Annette: As a family, we really enjoy eating out and seeing live music. We also love visiting sites of historical interest like the Tower of London or Plymouth Barbican. Sites like these can’t be adapted, so we prepare ourselves for cobbled paths and roads that aren’t wheelchair friendly. We also love travelling and exploring new places – although travelling by plane can take some effort, as Kayleigh has to be carried to and from her seat while her wheelchair is stored away with the rest of her luggage.
Kayleigh: It’s all about your attitude. Being positive helps us to take on any challenges. It also affects those around us – if you have a good attitude, people really respond. And that’s half the battle!
Annette: I am a very positive person and this helps to motivate both Kayleigh and myself through the challenges that we face together. I get a lot of positive energy from helping Kayleigh and I love seeing her achieve at work and her enjoyment of it. Because of Kayleigh’s work commitments I have become more outgoing and much bolder about asking for help.
Kayleigh Waters is one of three Service User Engagement Officers employed by Livability in the Quality and Practice Development Team. Kayleigh has always had a passion to help others who have disabilities and to show them that, whatever your abilities, with determination you can achieve anything. Through her work with Livability, Kayleigh would like to play her part in helping to remove the barriers that disabled people face today and make the world accessible for all.
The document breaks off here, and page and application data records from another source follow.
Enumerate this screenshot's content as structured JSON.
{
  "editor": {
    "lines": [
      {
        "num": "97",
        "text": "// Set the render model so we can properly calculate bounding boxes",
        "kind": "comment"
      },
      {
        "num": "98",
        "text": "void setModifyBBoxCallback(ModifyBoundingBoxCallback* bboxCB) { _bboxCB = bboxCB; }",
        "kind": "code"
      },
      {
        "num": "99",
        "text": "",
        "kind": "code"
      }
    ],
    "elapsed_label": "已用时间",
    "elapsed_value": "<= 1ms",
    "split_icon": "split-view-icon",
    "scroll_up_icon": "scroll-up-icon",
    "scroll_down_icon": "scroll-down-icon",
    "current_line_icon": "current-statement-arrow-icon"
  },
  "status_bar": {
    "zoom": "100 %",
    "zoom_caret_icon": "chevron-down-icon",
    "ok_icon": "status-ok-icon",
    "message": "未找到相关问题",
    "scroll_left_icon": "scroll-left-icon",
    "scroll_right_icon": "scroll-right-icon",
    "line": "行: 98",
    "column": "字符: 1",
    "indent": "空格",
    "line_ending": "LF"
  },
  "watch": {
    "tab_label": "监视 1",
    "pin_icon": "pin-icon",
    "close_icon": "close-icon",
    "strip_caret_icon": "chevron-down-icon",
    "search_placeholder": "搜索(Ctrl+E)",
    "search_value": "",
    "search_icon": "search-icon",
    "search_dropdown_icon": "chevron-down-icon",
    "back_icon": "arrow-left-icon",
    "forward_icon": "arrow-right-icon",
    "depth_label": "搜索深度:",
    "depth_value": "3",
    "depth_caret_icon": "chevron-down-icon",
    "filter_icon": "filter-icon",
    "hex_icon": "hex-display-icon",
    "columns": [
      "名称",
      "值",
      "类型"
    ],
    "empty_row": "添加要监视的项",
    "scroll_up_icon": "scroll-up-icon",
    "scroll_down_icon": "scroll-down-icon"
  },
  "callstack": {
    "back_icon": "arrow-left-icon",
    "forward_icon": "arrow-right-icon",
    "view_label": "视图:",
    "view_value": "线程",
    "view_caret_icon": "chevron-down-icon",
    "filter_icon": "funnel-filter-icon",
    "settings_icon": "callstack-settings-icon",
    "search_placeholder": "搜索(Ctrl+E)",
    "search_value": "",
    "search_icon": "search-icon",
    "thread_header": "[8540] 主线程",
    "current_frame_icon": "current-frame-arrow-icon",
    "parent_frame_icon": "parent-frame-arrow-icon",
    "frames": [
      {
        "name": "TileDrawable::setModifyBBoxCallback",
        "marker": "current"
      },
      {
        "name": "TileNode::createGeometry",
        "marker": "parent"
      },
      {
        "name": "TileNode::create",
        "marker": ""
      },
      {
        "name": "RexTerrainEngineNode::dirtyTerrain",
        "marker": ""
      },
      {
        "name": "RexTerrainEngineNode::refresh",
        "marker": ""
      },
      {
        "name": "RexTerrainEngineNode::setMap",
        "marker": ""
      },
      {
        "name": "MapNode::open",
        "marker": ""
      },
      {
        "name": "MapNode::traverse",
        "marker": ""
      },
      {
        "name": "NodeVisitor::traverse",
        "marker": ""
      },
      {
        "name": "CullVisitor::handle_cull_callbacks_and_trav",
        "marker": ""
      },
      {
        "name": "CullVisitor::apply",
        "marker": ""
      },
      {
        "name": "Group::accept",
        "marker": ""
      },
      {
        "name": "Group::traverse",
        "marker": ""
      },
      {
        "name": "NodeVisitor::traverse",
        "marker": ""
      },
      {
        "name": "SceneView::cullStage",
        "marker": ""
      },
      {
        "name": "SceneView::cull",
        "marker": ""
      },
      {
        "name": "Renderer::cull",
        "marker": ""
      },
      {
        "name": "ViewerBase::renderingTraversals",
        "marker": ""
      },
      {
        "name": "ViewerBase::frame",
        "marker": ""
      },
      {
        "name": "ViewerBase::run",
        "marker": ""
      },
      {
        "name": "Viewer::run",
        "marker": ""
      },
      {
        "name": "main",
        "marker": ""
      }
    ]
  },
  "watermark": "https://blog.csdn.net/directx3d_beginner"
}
Right now, in our society, people are experiencing ‘barriers’ in their lives and communities. We want to tackle these things head on. Working together with local people, partnerships and services, we can create an enabling network and make community livable.